Quite frankly I feel that the concept of “having it all” is at best unachievable and at worst thoroughly depressing! It may well be a cliché, but my experience of parenthood to date can only be likened to that of a swan. If on the outside I manage for the briefest of moments to appear to be gliding along, inevitable I’m paddling like mad under the surface!
On the occasions that the planets line up and things come together, (the kids are happy, clean, dressed and we’ve made it out of the house on time, the husband is out to work with a fresh shirt on his back and the house doesn’t resemble a ransacked Toys r Us store!) then it really doesn’t take much to tip the balance.
There were times, particularly when I had just one daughter and was back at work that I’d foolishly allow myself to feel quite smug. I was managing to balance the lot, bring in my share of the bacon, take care of my daughter, keep a clean house and so on. Then it would only take the slightest knock to bring the whole charade tumbling down. One particular time was when I was hit with a bout of food poisoning. There is no need for me to go into the grim details here, but let’s just say it was a new low point in my parenting career!
The fact of the matter is that it’s all a very fragile balancing act. On occasions (particularly when suffering from sleep deprivation) the most simple of daily tasks seem daunting and even the blessed relief of bedtime seems too far away to be of comfort. On other days (particularly after a good night sleep!) you can tackle whatever life throws at you.
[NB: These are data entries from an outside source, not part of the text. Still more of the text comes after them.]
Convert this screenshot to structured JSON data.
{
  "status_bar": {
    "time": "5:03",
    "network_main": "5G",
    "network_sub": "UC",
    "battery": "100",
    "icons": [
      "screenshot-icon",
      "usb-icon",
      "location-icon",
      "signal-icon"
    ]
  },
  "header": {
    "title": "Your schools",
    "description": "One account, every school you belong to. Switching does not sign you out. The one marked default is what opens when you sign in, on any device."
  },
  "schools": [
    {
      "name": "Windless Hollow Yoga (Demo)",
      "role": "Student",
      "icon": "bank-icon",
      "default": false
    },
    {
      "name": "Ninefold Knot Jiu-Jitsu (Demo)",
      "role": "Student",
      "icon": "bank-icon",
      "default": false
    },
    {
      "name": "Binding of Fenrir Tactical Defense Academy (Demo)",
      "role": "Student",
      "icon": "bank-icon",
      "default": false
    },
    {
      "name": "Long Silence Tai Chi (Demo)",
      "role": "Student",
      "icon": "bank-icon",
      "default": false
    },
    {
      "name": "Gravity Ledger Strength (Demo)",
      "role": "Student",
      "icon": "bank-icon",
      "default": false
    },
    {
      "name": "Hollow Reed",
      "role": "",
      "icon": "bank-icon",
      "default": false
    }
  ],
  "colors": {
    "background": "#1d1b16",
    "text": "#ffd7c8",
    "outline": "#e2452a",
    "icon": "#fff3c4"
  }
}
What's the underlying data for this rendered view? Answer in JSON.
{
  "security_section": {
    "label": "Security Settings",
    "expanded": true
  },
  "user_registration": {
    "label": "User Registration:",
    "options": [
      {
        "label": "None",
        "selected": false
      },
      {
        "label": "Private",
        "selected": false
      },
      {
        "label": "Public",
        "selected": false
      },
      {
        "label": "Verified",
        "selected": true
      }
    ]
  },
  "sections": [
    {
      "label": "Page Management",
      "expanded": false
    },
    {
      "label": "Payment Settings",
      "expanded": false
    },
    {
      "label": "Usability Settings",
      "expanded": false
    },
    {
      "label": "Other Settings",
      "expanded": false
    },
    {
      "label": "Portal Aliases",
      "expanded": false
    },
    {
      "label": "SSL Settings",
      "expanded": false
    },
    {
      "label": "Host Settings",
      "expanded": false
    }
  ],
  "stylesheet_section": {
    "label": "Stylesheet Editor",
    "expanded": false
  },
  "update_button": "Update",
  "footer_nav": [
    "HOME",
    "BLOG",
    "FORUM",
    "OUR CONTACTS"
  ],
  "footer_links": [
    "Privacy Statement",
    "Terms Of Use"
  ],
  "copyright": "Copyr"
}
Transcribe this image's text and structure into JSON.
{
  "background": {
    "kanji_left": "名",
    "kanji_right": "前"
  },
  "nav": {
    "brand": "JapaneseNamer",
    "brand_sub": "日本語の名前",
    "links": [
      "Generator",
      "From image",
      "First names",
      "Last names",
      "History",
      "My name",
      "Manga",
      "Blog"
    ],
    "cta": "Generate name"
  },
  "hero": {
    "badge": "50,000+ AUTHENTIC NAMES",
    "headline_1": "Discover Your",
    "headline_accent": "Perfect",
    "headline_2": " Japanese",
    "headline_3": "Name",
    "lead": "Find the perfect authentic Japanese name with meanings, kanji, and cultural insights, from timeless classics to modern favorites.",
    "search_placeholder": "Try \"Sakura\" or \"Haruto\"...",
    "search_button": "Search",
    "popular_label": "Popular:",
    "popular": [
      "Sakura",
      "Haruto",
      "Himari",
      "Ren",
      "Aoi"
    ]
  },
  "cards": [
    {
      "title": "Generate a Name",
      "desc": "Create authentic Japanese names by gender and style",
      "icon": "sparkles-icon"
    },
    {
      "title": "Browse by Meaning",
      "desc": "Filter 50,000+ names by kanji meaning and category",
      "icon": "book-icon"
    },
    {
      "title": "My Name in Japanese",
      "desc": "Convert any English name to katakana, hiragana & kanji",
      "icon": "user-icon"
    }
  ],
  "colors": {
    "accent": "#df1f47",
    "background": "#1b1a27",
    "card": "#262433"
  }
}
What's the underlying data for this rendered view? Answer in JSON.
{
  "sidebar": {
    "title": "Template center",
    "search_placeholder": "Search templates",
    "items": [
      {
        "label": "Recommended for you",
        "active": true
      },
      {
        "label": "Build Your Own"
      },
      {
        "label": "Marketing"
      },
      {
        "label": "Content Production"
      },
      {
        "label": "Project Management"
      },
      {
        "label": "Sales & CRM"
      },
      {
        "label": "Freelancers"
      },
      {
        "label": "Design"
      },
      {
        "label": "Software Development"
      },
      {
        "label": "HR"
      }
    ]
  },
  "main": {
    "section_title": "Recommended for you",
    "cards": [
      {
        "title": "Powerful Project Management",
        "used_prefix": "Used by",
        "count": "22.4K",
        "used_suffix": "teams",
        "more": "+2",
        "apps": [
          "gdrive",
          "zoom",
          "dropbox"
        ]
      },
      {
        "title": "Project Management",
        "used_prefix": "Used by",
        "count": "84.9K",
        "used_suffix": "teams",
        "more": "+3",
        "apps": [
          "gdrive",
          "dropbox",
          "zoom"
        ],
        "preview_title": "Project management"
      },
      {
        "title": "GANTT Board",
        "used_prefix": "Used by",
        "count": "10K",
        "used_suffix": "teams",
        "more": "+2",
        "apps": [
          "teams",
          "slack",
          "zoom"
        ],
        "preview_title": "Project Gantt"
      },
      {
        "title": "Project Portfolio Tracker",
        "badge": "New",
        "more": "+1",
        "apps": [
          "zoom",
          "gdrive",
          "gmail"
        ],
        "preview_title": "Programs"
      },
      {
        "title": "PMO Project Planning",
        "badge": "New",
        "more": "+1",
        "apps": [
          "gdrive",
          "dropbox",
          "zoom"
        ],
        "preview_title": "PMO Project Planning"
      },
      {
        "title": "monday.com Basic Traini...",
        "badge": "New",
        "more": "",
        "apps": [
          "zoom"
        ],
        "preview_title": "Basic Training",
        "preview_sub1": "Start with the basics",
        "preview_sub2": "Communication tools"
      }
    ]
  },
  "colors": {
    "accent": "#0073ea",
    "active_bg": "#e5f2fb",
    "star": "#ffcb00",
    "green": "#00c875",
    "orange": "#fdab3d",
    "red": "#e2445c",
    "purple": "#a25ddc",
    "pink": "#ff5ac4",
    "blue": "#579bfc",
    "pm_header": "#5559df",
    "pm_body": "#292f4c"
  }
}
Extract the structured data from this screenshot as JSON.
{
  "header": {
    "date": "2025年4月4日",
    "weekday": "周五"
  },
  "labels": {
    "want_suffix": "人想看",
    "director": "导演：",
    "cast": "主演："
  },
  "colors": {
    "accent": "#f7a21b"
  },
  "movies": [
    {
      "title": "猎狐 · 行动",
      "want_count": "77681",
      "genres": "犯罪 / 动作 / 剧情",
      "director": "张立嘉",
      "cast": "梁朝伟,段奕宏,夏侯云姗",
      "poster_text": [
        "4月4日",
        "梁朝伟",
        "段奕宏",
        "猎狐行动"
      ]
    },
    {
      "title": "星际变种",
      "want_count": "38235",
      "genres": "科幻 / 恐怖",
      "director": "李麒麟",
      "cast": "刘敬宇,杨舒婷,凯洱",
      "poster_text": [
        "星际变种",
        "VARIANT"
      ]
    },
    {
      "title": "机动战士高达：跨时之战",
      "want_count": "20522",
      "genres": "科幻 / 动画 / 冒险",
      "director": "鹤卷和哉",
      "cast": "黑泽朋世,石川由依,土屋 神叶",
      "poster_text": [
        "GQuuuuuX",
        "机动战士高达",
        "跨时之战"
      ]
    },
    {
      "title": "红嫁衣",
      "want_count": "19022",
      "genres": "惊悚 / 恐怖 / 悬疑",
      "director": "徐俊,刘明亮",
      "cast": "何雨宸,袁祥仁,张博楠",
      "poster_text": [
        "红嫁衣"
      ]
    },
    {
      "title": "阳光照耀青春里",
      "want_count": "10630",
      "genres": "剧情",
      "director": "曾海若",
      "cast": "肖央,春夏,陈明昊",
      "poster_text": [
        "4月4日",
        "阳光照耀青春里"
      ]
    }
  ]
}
My strategies for holding it all together are as follows; firstly build a support network around you. If you aren’t fortunate to have family close by, then this is even more important. Get out there to clubs, playgroups and antenatal classes. There are rich pickings in Harrogate and I’ll do my best to post details about them here. The friends I made when my eldest was a baby were invaluable.
As wrong as it may seem, it always made me feel better to know I wasn’t the only one who felt clueless in the early stages of motherhood. Even worse, it was the urban legends about the misfortune of others that kept me feeling like I wasn’t doing such a bad job after all. (The one I loved was a rumour about a woman who sellotaped in her child’s dummy!) NB. This is of course a very dangerous and irresponsible thing to do, and I would be horrified if anyone actually did it, but by heck did it give me comfort to know that I’d never had to resort to such a drastic measure!
Secondly, develop a twisted sense of humour. Parenting is full of highs and lows which must be laughed at. An example this week, my eldest daughter climbed into bed with us on Saturday morning: “Daddy, I love you” she said (parenting super-high) she then turned over and threw up all over Daddy. (parenting uber-low; well, for him it was; I’m still giggling about it!)
(First published 16th March 2012 Harrogate Advertiser)